Happy Solstice. 

 

 


Glass Flower Frog as pencil and pen holder.

Frog pen holder. Glass pen holder. Glass frog.  ©liza cowan
Glass frog as pen holder. Photo ©Liza Cowan

Maybe you already knew this, but I just figured it out. You can use a glass frog as a pen and pencil holder. Glass frogs, in case you are wondering, are made to go in the bottom of vases to hold the stems in position. Some of the older ones a beautiful as objects, which was what drew me to this particular one when I saw it in an antique store. But then I realized it would hold pens, stylishly. 

Have fun. 


DIY: Hang curtains with colorful binder clips

You don't have to spend a fortune to hang curtains. Be the first on your block to bring Office Supply Chic to your home. All you need is push pins or nails to secure small binder clips to the top of your window.  It's best if your fabric is wider than the window. Gather it to make small drapes along the top. Experiment. So easy to change. 

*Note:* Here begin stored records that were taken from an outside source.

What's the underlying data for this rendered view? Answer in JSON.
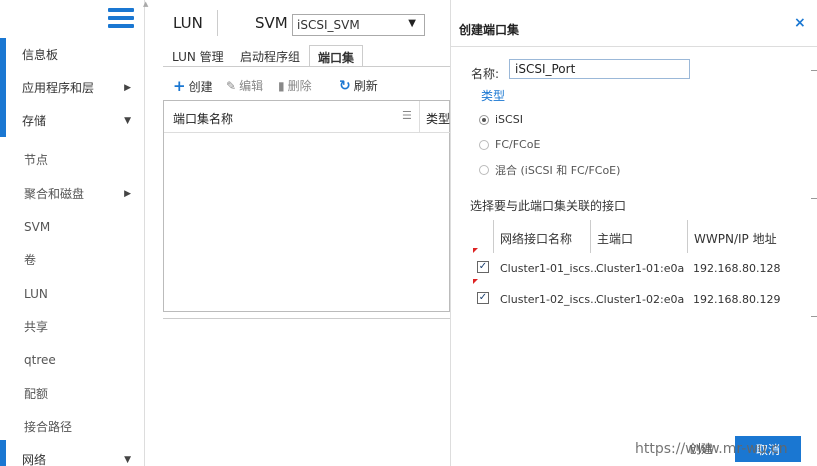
{
  "sidebar": {
    "items": [
      {
        "label": "信息板",
        "arrow": ""
      },
      {
        "label": "应用程序和层",
        "arrow": "▶"
      },
      {
        "label": "存储",
        "arrow": "▼"
      },
      {
        "label": "节点",
        "arrow": ""
      },
      {
        "label": "聚合和磁盘",
        "arrow": "▶"
      },
      {
        "label": "SVM",
        "arrow": ""
      },
      {
        "label": "卷",
        "arrow": ""
      },
      {
        "label": "LUN",
        "arrow": ""
      },
      {
        "label": "共享",
        "arrow": ""
      },
      {
        "label": "qtree",
        "arrow": ""
      },
      {
        "label": "配额",
        "arrow": ""
      },
      {
        "label": "接合路径",
        "arrow": ""
      },
      {
        "label": "网络",
        "arrow": "▼"
      }
    ]
  },
  "header": {
    "title": "LUN",
    "svm_label": "SVM",
    "svm_value": "iSCSI_SVM",
    "svm_caret": "▼"
  },
  "tabs": [
    "LUN 管理",
    "启动程序组",
    "端口集"
  ],
  "toolbar": {
    "create": "创建",
    "edit": "编辑",
    "delete": "删除",
    "refresh": "刷新"
  },
  "grid": {
    "columns": [
      "端口集名称",
      "类型"
    ]
  },
  "dialog": {
    "title": "创建端口集",
    "close": "×",
    "name_label": "名称:",
    "name_value": "iSCSI_Port",
    "type_label": "类型",
    "types": [
      "iSCSI",
      "FC/FCoE",
      "混合 (iSCSI 和 FC/FCoE)"
    ],
    "selected_type": "iSCSI",
    "assoc_label": "选择要与此端口集关联的接口",
    "table_headers": [
      "网络接口名称",
      "主端口",
      "WWPN/IP 地址"
    ],
    "rows": [
      {
        "checked": true,
        "name": "Cluster1-01_iscs...",
        "port": "Cluster1-01:e0a",
        "address": "192.168.80.128"
      },
      {
        "checked": true,
        "name": "Cluster1-02_iscs...",
        "port": "Cluster1-02:e0a",
        "address": "192.168.80.129"
      }
    ],
    "create_button": "创建",
    "cancel_button": "取消"
  },
  "watermark": "https://www.mr-wu.cn",
  "colors": {
    "accent": "#1a77d2",
    "flag": "#dd2222"
  }
}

©Liza Cowan using binder clips to hang curtains
Office Supply Chic. Window curtains using binder clips.

Use a second set of binder clips to tie back the curtains. You can drape them, as above, or bunch them, or whatever you like. I've used very sheer white fabric here for summer. But come Winter...I've got some very nice flannel buffalo plaid fabric to use. Wait and see. 

Meanwhile, get binding!


Tabletop cord wrangler DIY

Cord wrangler seesaw.typepad.com ©Liza Cowan
De-clutter your table top with an easy DIY cord wrangler,

 

I couldn't stand all the cords and cables sitting on my table...chargers for my iPhone, tablet, computer and speaker. So I found a nice old cardboard box I had put away, and made it into a cord wrangler. It's an easy DIY to help de-clutter. 

I cut a rectangular hole on the bottom of the end-side, just big enough to insert the surge protector/extension cord. Make sure your box is long enough. 

Then I cut enough holes for three of the cords that I need on the side, the iPhone, the tablet and the computer. Then I cut a hole on the top for the speaker-charger, because I keep the little speaker on top. 

The holes only have to be big enough for the ends to go through, not the plugs. 

Yes, it would have been neater if I'd had a little drill or a good little saw. But I didn't, so I used a scissors and a kitchen knife. Good enough. 

Time to make it: 15 minutes, once I'd found the box.